China and Japan had been at odds over the fate of the suspected Pyongyang vessel since the ship went down last December, apparently with the loss of all on board. The ship sank in China's exclusive economic zone in the East China Sea after exchanging fire with the Japanese coast guard. Tokyo suspects the ship had intruded into its waters on a spying or a drug-smuggling mission for North Korea, which denies the charges.

The Mainichi Shimbun newspaper reports Japan believes that China approved the raising of the mystery ship after a meeting Friday between Japanese Prime Minister Junichiro Koizumi and Chinese Premier Zhu Rongji on southern China's Hainan Island.

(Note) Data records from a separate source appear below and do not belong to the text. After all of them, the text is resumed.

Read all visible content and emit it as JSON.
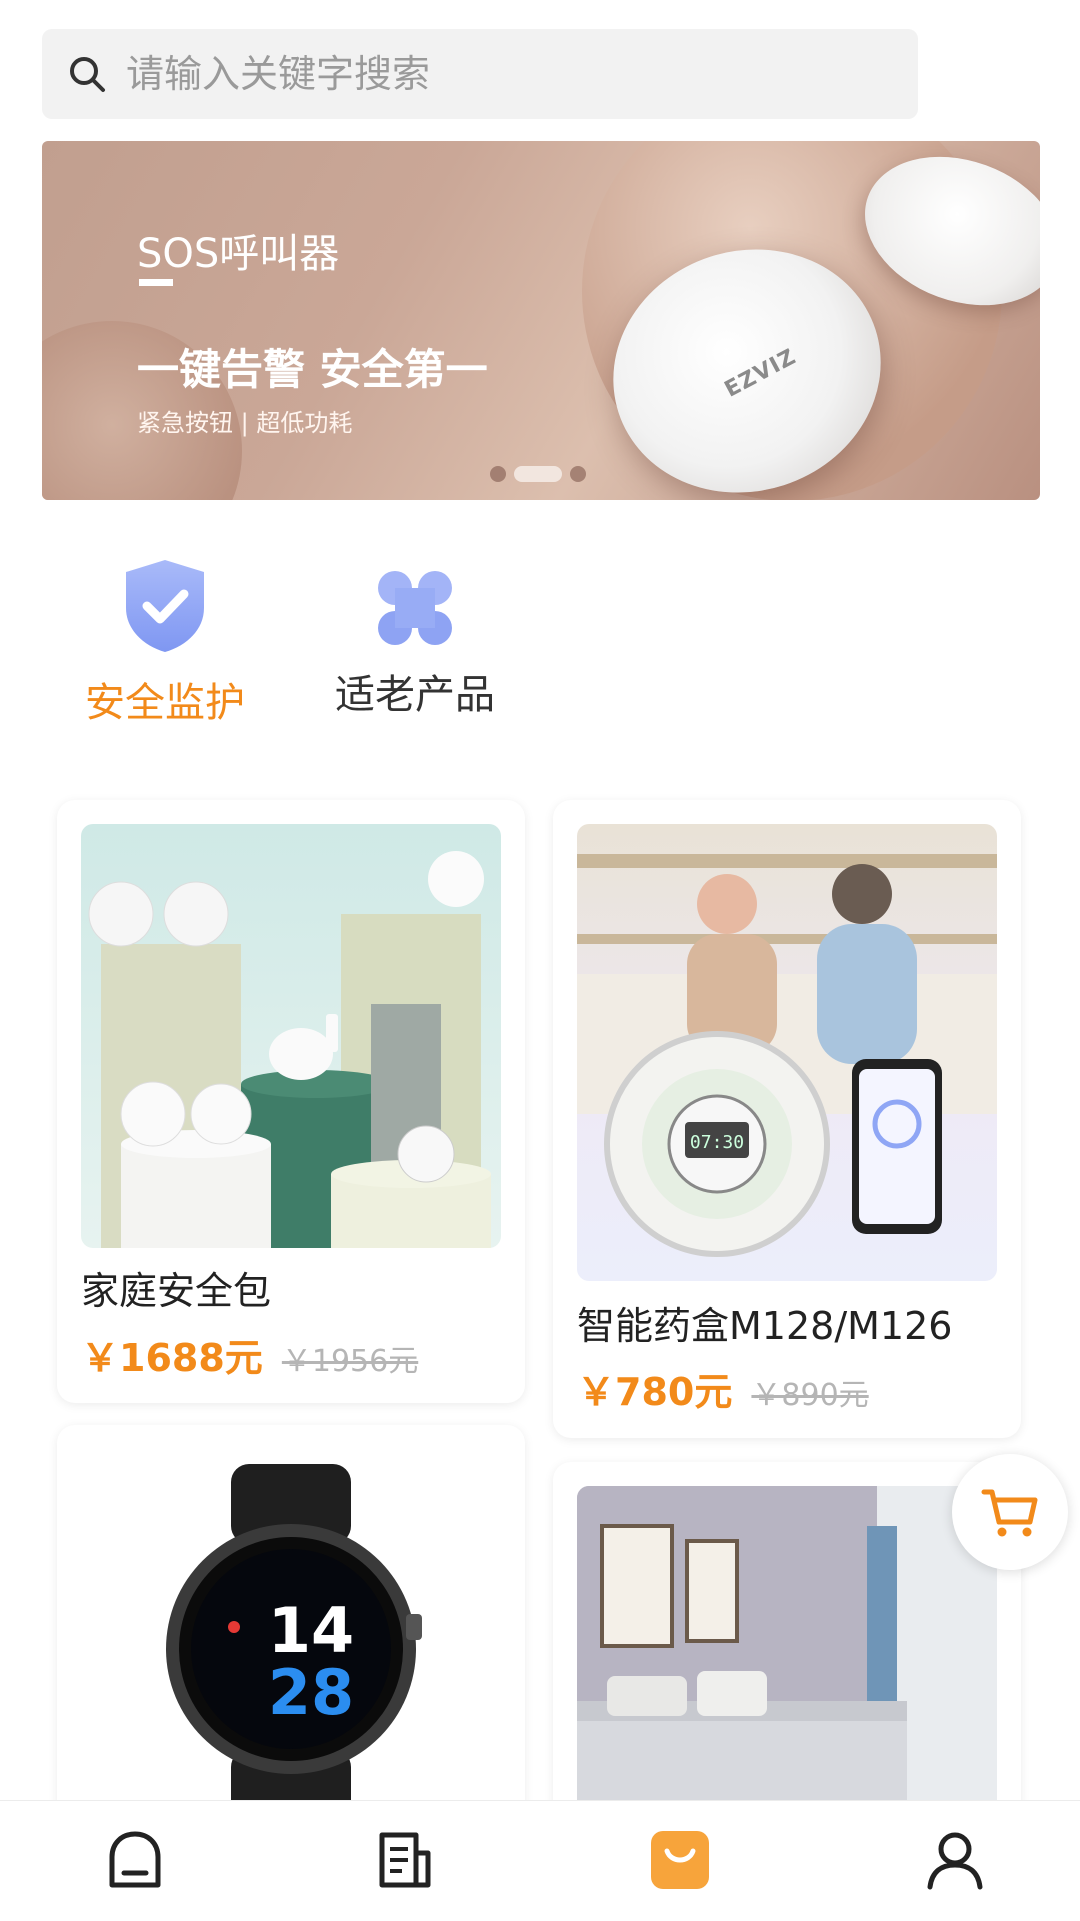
{
  "search": {
    "placeholder": "请输入关键字搜索",
    "icon": "search-icon"
  },
  "banner": {
    "title": "SOS呼叫器",
    "headline": "一键告警 安全第一",
    "subline": "紧急按钮 | 超低功耗",
    "brand": "EZVIZ",
    "pages": 3,
    "active_page": 2
  },
  "categories": [
    {
      "label": "安全监护",
      "icon": "shield-check-icon",
      "active": true
    },
    {
      "label": "适老产品",
      "icon": "clover-grid-icon",
      "active": false
    }
  ],
  "products": [
    {
      "name": "家庭安全包",
      "price": "￥1688元",
      "original_price": "￥1956元"
    },
    {
      "name": "智能药盒M128/M126",
      "price": "￥780元",
      "original_price": "￥890元"
    },
    {
      "name": "",
      "price": "",
      "original_price": ""
    },
    {
      "name": "",
      "price": "",
      "original_price": ""
    }
  ],
  "watch_display": {
    "hour": "14",
    "minute": "28"
  },
  "pillbox_display": "07:30",
  "cart": {
    "icon": "cart-icon"
  },
  "nav": [
    {
      "icon": "home-icon",
      "active": false
    },
    {
      "icon": "news-icon",
      "active": false
    },
    {
      "icon": "shop-bag-icon",
      "active": true
    },
    {
      "icon": "user-icon",
      "active": false
    }
  ],
  "colors": {
    "accent": "#f28a1a",
    "category_icon": "#8fa6f5",
    "text": "#222222",
    "muted": "#b5b5b5"
  }
}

The Mainichi quotes unidentified Japanese government officials as saying the salvage operation could begin this week. When and how to pull the sunken ship up to confirm its origin has been a sensitive diplomatic issue between Japan and China, North Korea's traditional ally.

China initially was reluctant to allow Japan to act within Beijing's exclusive economic zone. Chinese Foreign Minister Tan Jiaxuan suggested early last month that Japan should not raise the sunken ship on its own.

But the two countries apparently struck a compromise when Chinese National People's Congress chief Li Peng visited Japan earlier this month and said Beijing wanted to "find a solution that satisfies both Japan and China."

The Mainichi newspaper reports Chinese Premier Zhu sent more positive signals during his meeting Friday with Japanese Prime Minister Koizumi, on the sidelines of the Boao business forum for Asian countries on China's Hainan Island.

In talks with Mr. Koizumi, Premier Zhu said he believes China and Japan would "find a solution" over the rogue ship issue. The daily said Japan will begin an undersea probe into damage to the ship's hull as early as next Saturday.

Prime Minister Koizumi's decision to attend the Boao meeting and lend Japan's credibility to the gathering comes at a time when Tokyo and Beijing are making efforts to minimize their differences over issues dating from their wartime past. A 200-member delegation from Japan's ruling coalition is in Beijing this weekend to mark the 30th anniversary of the normalization of Sino-Japanese ties.